A premium queso called the Bob Armstrong does have some flavor: It tastes like ground beef, which in fact it contains, along with guacamole and chopped tomatoes. The menu said that another loaded queso, the Mag Mud, was supplemented with black beans. I didn’t see them, so I probed the cheese with tortilla chips, digging way down to the bottom. Black beans shouldn’t be easy to lose in a bowl of white cheese. Where were they? About five minutes later, a server placed a bowl of beans on the table. “This is supposed to go with the queso,” he said. Mystery solved!

The chef is Richard Caruso, and his menu looks unmanageably long, but fortunately only a few items on it are worth getting. Puffy tacos, a San Antonio specialty, come out well, with bits of pork shoulder and other taco toppings piled into a deep-fried corn tortilla, crisp outside and soft in the middle. The steak enchiladas are good, too, with a mouthwatering sour-cream sauce all around them. The cilantro-cream gravy around mahi-mahi is comfortingly thick and rich, and the fajitas are just what you’d expect them to be, with one difference: The flour tortillas are outstanding.

Every time I went to Javelina, in fact, those flour tortillas were the best thing on the table. Tender, yielding, pressed in the kitchen and freshly browned on a comal, they are both thicker and lighter than the kind most places use as packing tape to seal up burritos. They are so good that if you happen to accidentally order the tacos filled with pale, cold brisket that tastes more like boiled pork than beef, you can simply tear off chunks of the tortilla and eat them on their own.
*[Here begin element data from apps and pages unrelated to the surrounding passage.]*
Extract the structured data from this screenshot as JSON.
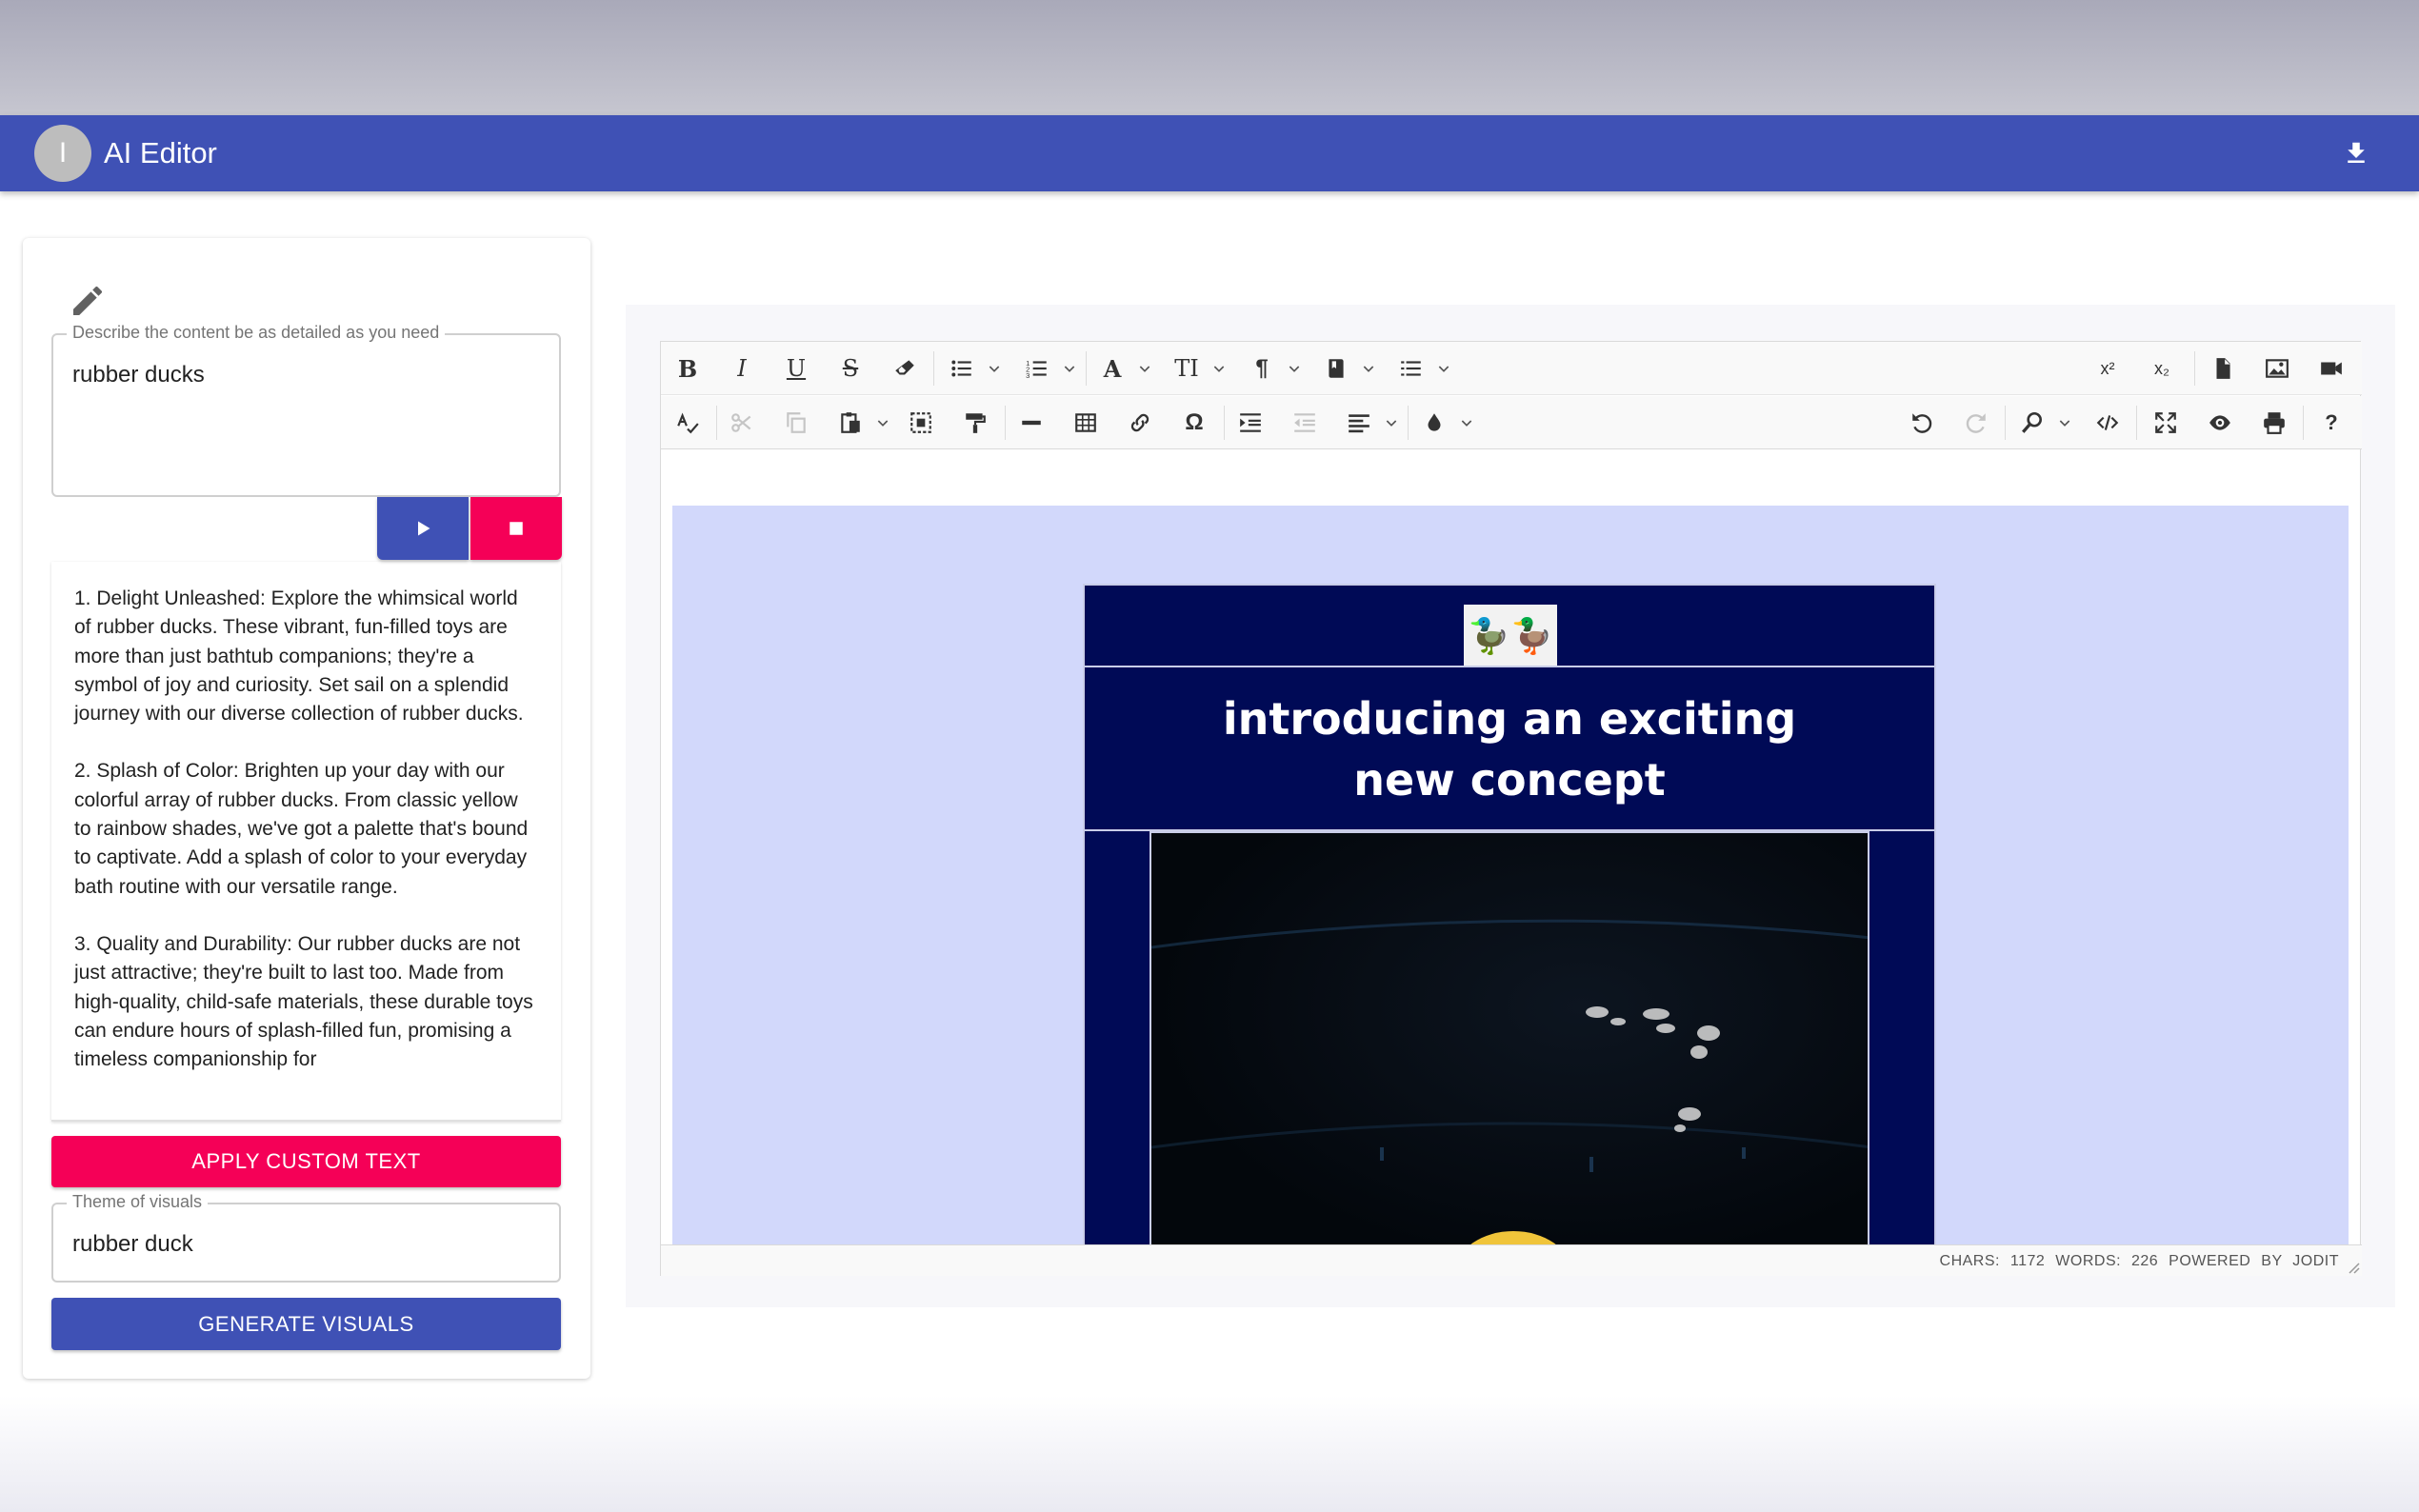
{
  "app": {
    "avatar_letter": "I",
    "title": "AI Editor"
  },
  "left_panel": {
    "prompt_label": "Describe the content be as detailed as you need",
    "prompt_value": "rubber ducks",
    "output_paragraphs": [
      "1. Delight Unleashed: Explore the whimsical world of rubber ducks. These vibrant, fun-filled toys are more than just bathtub companions; they're a symbol of joy and curiosity. Set sail on a splendid journey with our diverse collection of rubber ducks.",
      "2. Splash of Color: Brighten up your day with our colorful array of rubber ducks. From classic yellow to rainbow shades, we've got a palette that's bound to captivate. Add a splash of color to your everyday bath routine with our versatile range.",
      "3. Quality and Durability: Our rubber ducks are not just attractive; they're built to last too. Made from high-quality, child-safe materials, these durable toys can endure hours of splash-filled fun, promising a timeless companionship for"
    ],
    "apply_label": "APPLY CUSTOM TEXT",
    "theme_label": "Theme of visuals",
    "theme_value": "rubber duck",
    "generate_label": "GENERATE VISUALS"
  },
  "editor": {
    "toolbar_row1": {
      "bold": "B",
      "italic": "I",
      "underline": "U",
      "strike": "S",
      "font": "A",
      "font_size": "TI",
      "paragraph": "¶",
      "superscript": "x²",
      "subscript": "x₂"
    },
    "toolbar_row2": {
      "symbol": "Ω",
      "help": "?"
    },
    "content": {
      "logo": "🦆",
      "title_line1": "introducing an exciting",
      "title_line2": "new concept"
    },
    "status": {
      "chars": "CHARS: 1172",
      "words": "WORDS: 226",
      "powered": "POWERED BY JODIT"
    }
  },
  "colors": {
    "primary": "#3f51b5",
    "accent": "#f50057",
    "email_bg": "#000a56",
    "canvas_bg": "#d2d8fb"
  }
}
Corn tortillas are used in the enchiladas de Tejas, and they really made me appreciate how good the other tortillas are, because these are as stiff as a new pair of jeans. They were filled with equally sturdy melted cheese and blanketed with a chile sauce that would make a wonderful way for Mexican cooking teachers to show students what happens when you try to toast dried chiles and end up burning them instead.

There is no dessert menu, so every table is supposed to get a plate of sopaipillas, on the house. I got mine once out of three visits, just the right ratio to bring a tremor of anticipation to the end of the meal.

The best news of all, for anybody who hates waiting around to settle the tab: There is no need to ask for the check. It is dropped without warning as soon as the last dirty plate has been cleared, and sometimes even earlier.

Alex D. from TRIBE on Utility Room


TRIBE Member
My real good friends works at a certain Oyster place in Toronto. They got a pretty impressive passive-aggressive review. For the #1 spot at that. In NOW magazine.